“On Monday morning at three, April 8th, I set out. Not being accustomed to walk, my feet were blistered with the first ten miles. I must not, however, sink under the fatigue, but endeavour to proceed as if all were well; for much depended on this journey. Aided by resolution I marched on.

“Stopping at Leicester, I unfortunately left my knife, and did not discover the loss till I had proceeded eleven miles. I grieved, because it was the only keepsake I had of my worthy friend, Mr. Webb. Ten times its value could not have purchased it. I had marked it with ‘July 22, 1742, W. H.’

“A mile beyond Leicester I overtook a traveller with his head bound. ‘How far are you going?’ he asked. ‘To London,’ replied I. ‘So am I.’ ‘When do you expect to arrive?’ ‘On Wednesday night.’ ‘So do I.’ ‘What is the matter with your head?’ said I; ‘have you been fighting?’ He returned a blind answer, which convinced me of the affirmative.
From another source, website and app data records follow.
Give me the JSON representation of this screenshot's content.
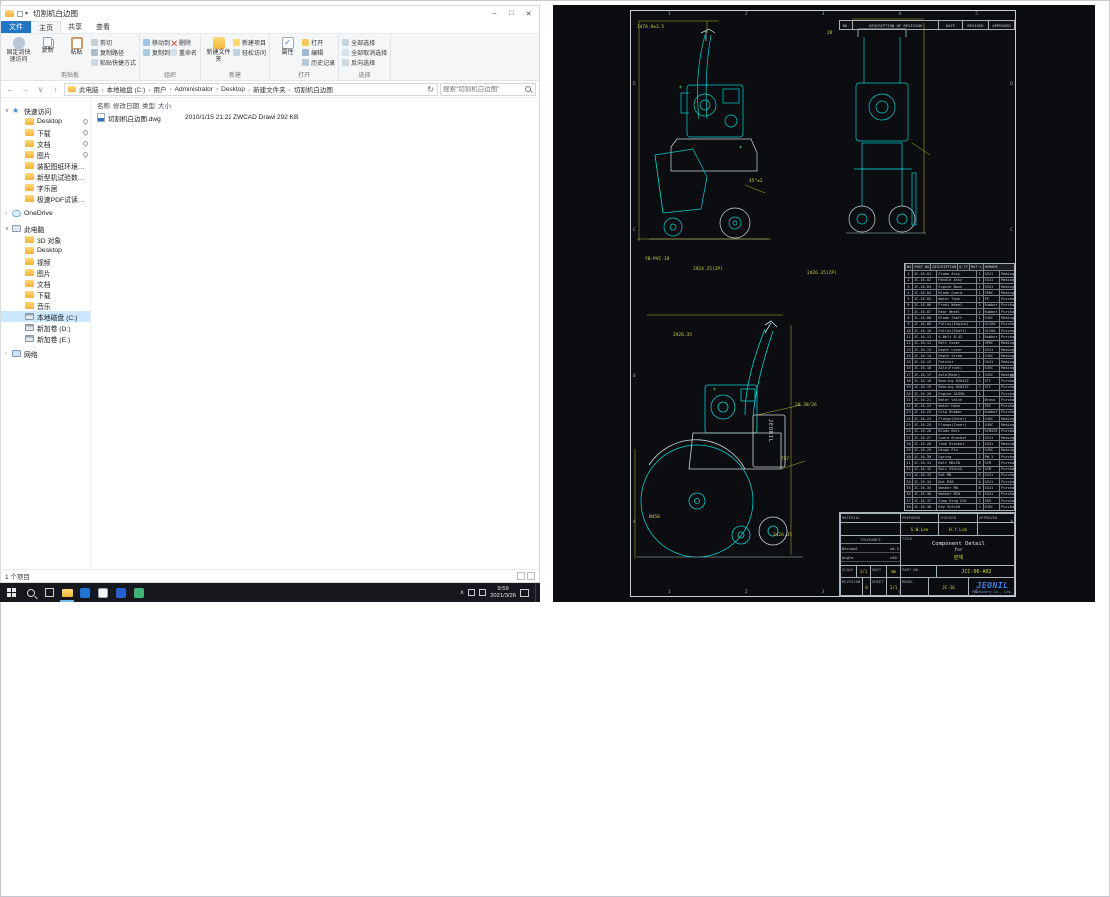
{
  "explorer": {
    "title": "切割机白边图",
    "window": {
      "minimize": "–",
      "maximize": "□",
      "close": "✕"
    },
    "tabs": {
      "file": "文件",
      "others": [
        "主页",
        "共享",
        "查看"
      ]
    },
    "ribbon": {
      "pin_quick": "固定到快速访问",
      "copy": "复制",
      "paste": "粘贴",
      "cut": "剪切",
      "copy_path": "复制路径",
      "paste_shortcut": "粘贴快捷方式",
      "g1": "剪贴板",
      "move_to": "移动到",
      "copy_to": "复制到",
      "delete": "删除",
      "rename": "重命名",
      "g2": "组织",
      "new_folder": "新建文件夹",
      "new_item": "新建项目",
      "easy_access": "轻松访问",
      "g3": "新建",
      "properties": "属性",
      "open": "打开",
      "edit": "编辑",
      "history": "历史记录",
      "g4": "打开",
      "select_all": "全部选择",
      "select_none": "全部取消选择",
      "invert": "反向选择",
      "g5": "选择"
    },
    "nav": {
      "back": "←",
      "forward": "→",
      "recent": "∨",
      "up": "↑",
      "refresh": "↻"
    },
    "breadcrumb": [
      "此电脑",
      "本地磁盘 (C:)",
      "用户",
      "Administrator",
      "Desktop",
      "新建文件夹",
      "切割机白边图"
    ],
    "search": {
      "placeholder": "搜索\"切割机白边图\""
    },
    "columns": [
      "名称",
      "修改日期",
      "类型",
      "大小"
    ],
    "files": [
      {
        "name": "切割机白边图.dwg",
        "date": "2010/1/15 21:22",
        "type": "ZWCAD Drawing",
        "size": "292 KB"
      }
    ],
    "sidebar": [
      {
        "chev": "∨",
        "icon": "star",
        "label": "快速访问",
        "level": 0
      },
      {
        "chev": "",
        "icon": "folder",
        "label": "Desktop",
        "level": 1,
        "pinned": true
      },
      {
        "chev": "",
        "icon": "download",
        "label": "下载",
        "level": 1,
        "pinned": true
      },
      {
        "chev": "",
        "icon": "doc",
        "label": "文档",
        "level": 1,
        "pinned": true
      },
      {
        "chev": "",
        "icon": "pic",
        "label": "图片",
        "level": 1,
        "pinned": true
      },
      {
        "chev": "",
        "icon": "folder",
        "label": "装配图纸环境监控",
        "level": 1
      },
      {
        "chev": "",
        "icon": "folder",
        "label": "新型机试验数据归档",
        "level": 1
      },
      {
        "chev": "",
        "icon": "folder",
        "label": "字乐居",
        "level": 1
      },
      {
        "chev": "",
        "icon": "folder",
        "label": "极速PDF试读器内置",
        "level": 1
      },
      {
        "chev": "›",
        "icon": "cloud",
        "label": "OneDrive",
        "level": 0
      },
      {
        "chev": "∨",
        "icon": "pc",
        "label": "此电脑",
        "level": 0
      },
      {
        "chev": "",
        "icon": "folder",
        "label": "3D 对象",
        "level": 1
      },
      {
        "chev": "",
        "icon": "folder",
        "label": "Desktop",
        "level": 1
      },
      {
        "chev": "",
        "icon": "video",
        "label": "视频",
        "level": 1
      },
      {
        "chev": "",
        "icon": "pic",
        "label": "图片",
        "level": 1
      },
      {
        "chev": "",
        "icon": "doc",
        "label": "文档",
        "level": 1
      },
      {
        "chev": "",
        "icon": "download",
        "label": "下载",
        "level": 1
      },
      {
        "chev": "",
        "icon": "music",
        "label": "音乐",
        "level": 1
      },
      {
        "chev": "",
        "icon": "disk",
        "label": "本地磁盘 (C:)",
        "level": 1,
        "selected": true
      },
      {
        "chev": "",
        "icon": "disk",
        "label": "新加卷 (D:)",
        "level": 1
      },
      {
        "chev": "",
        "icon": "disk",
        "label": "新加卷 (E:)",
        "level": 1
      },
      {
        "chev": "›",
        "icon": "net",
        "label": "网络",
        "level": 0
      }
    ],
    "statusbar": {
      "items": "1 个项目"
    }
  },
  "taskbar": {
    "time": "9:59",
    "date": "2021/3/26",
    "tray_chevron": "∧"
  },
  "cad": {
    "zones_h": [
      "1",
      "2",
      "3",
      "4",
      "5"
    ],
    "zones_v": [
      "D",
      "C",
      "B",
      "A"
    ],
    "revision_table": {
      "no": "NO.",
      "description": "DESCRIPTION OF REVISION",
      "date": "DATE",
      "revised": "REVISED",
      "approved": "APPROVED"
    },
    "parts_header": [
      "NO",
      "PART NO",
      "DESCRIPTION",
      "Q'TY",
      "MAT'L",
      "REMARK"
    ],
    "parts_rows": [
      [
        "1",
        "JC-16-01",
        "Frame Assy",
        "1",
        "SS41",
        "Making"
      ],
      [
        "2",
        "JC-16-02",
        "Handle Assy",
        "1",
        "SS41",
        "Making"
      ],
      [
        "3",
        "JC-16-03",
        "Engine Base",
        "1",
        "SS41",
        "Making"
      ],
      [
        "4",
        "JC-16-04",
        "Blade Guard",
        "1",
        "SPHC",
        "Making"
      ],
      [
        "5",
        "JC-16-05",
        "Water Tank",
        "1",
        "PE",
        "Purchase"
      ],
      [
        "6",
        "JC-16-06",
        "Front Wheel",
        "2",
        "Rubber",
        "Purchase"
      ],
      [
        "7",
        "JC-16-07",
        "Rear Wheel",
        "2",
        "Rubber",
        "Purchase"
      ],
      [
        "8",
        "JC-16-08",
        "Blade Shaft",
        "1",
        "S45C",
        "Making"
      ],
      [
        "9",
        "JC-16-09",
        "Pulley(Engine)",
        "1",
        "GC200",
        "Purchase"
      ],
      [
        "10",
        "JC-16-10",
        "Pulley(Shaft)",
        "1",
        "GC200",
        "Purchase"
      ],
      [
        "11",
        "JC-16-11",
        "V-Belt B-42",
        "2",
        "Rubber",
        "Purchase"
      ],
      [
        "12",
        "JC-16-12",
        "Belt Cover",
        "1",
        "SPHC",
        "Making"
      ],
      [
        "13",
        "JC-16-13",
        "Depth Lever",
        "1",
        "SS41",
        "Making"
      ],
      [
        "14",
        "JC-16-14",
        "Depth Screw",
        "1",
        "S45C",
        "Making"
      ],
      [
        "15",
        "JC-16-15",
        "Pointer",
        "1",
        "SS41",
        "Making"
      ],
      [
        "16",
        "JC-16-16",
        "Axle(Front)",
        "1",
        "S45C",
        "Making"
      ],
      [
        "17",
        "JC-16-17",
        "Axle(Rear)",
        "1",
        "S45C",
        "Making"
      ],
      [
        "18",
        "JC-16-18",
        "Bearing 6204ZZ",
        "2",
        "STC",
        "Purchase"
      ],
      [
        "19",
        "JC-16-19",
        "Bearing 6205ZZ",
        "2",
        "STC",
        "Purchase"
      ],
      [
        "20",
        "JC-16-20",
        "Engine GX390",
        "1",
        "-",
        "Purchase"
      ],
      [
        "21",
        "JC-16-21",
        "Water Valve",
        "1",
        "Brass",
        "Purchase"
      ],
      [
        "22",
        "JC-16-22",
        "Water Hose",
        "1",
        "PVC",
        "Purchase"
      ],
      [
        "23",
        "JC-16-23",
        "Grip Rubber",
        "2",
        "Rubber",
        "Purchase"
      ],
      [
        "24",
        "JC-16-24",
        "Flange(Outer)",
        "1",
        "S45C",
        "Making"
      ],
      [
        "25",
        "JC-16-25",
        "Flange(Inner)",
        "1",
        "S45C",
        "Making"
      ],
      [
        "26",
        "JC-16-26",
        "Blade Bolt",
        "1",
        "SCM435",
        "Purchase"
      ],
      [
        "27",
        "JC-16-27",
        "Guard Bracket",
        "1",
        "SS41",
        "Making"
      ],
      [
        "28",
        "JC-16-28",
        "Tank Bracket",
        "1",
        "SS41",
        "Making"
      ],
      [
        "29",
        "JC-16-29",
        "Hinge Pin",
        "2",
        "S45C",
        "Making"
      ],
      [
        "30",
        "JC-16-30",
        "Spring",
        "1",
        "PW-1",
        "Purchase"
      ],
      [
        "31",
        "JC-16-31",
        "Bolt M8×20",
        "8",
        "SCM",
        "Purchase"
      ],
      [
        "32",
        "JC-16-32",
        "Bolt M10×25",
        "6",
        "SCM",
        "Purchase"
      ],
      [
        "33",
        "JC-16-33",
        "Nut M8",
        "8",
        "SS41",
        "Purchase"
      ],
      [
        "34",
        "JC-16-34",
        "Nut M10",
        "6",
        "SS41",
        "Purchase"
      ],
      [
        "35",
        "JC-16-35",
        "Washer M8",
        "8",
        "SS41",
        "Purchase"
      ],
      [
        "36",
        "JC-16-36",
        "Washer M10",
        "6",
        "SS41",
        "Purchase"
      ],
      [
        "37",
        "JC-16-37",
        "Snap Ring S20",
        "2",
        "SK5",
        "Purchase"
      ],
      [
        "38",
        "JC-16-38",
        "Key 5×5×20",
        "2",
        "S45C",
        "Purchase"
      ]
    ],
    "title_block": {
      "material": "MATERIAL",
      "prepared": "PREPARED",
      "checked": "CHECKED",
      "approved": "APPROVED",
      "sig_prepared": "S.W.Lee",
      "sig_checked": "H.Y.Lim",
      "tolerance": "TOLERANCE",
      "tol": [
        [
          "Decimal",
          "±0.5"
        ],
        [
          "Angle",
          "±30'"
        ]
      ],
      "title_label": "TITLE",
      "title_l1": "Component Detail",
      "title_l2": "for",
      "title_l3": "본체",
      "scale_label": "SCALE",
      "scale": "1/1",
      "unit_label": "UNIT",
      "unit": "mm",
      "part_no_label": "PART NO",
      "part_no": "JCC-06-A02",
      "revision_label": "REVISION",
      "revision": "0",
      "sheet_label": "SHEET",
      "sheet": "1/1",
      "model_label": "MODEL",
      "model": "JC-16",
      "company": "JEONIL",
      "company_sub": "Machinery Co., Ltd."
    },
    "annotations": {
      "a1": "1478.9±3.5",
      "a2": "45°±2",
      "a3": "YB-PVC-18",
      "a4": "2924.25(2P)",
      "a5": "2426.35(2P)",
      "a6": "28",
      "a7": "2926.35",
      "a8": "20.30/26",
      "a9": "757",
      "a10": "2426.35",
      "a11": "Ø450"
    },
    "drawing_label": "JEONIL"
  }
}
I did not half like my companion, especially as he took care to walk behind me. This probably, I thought, was one of the rogues likely to attack me. But when I p. 113understood he was a tailor my fears rather subsided, nor did I wonder his head was wrapped.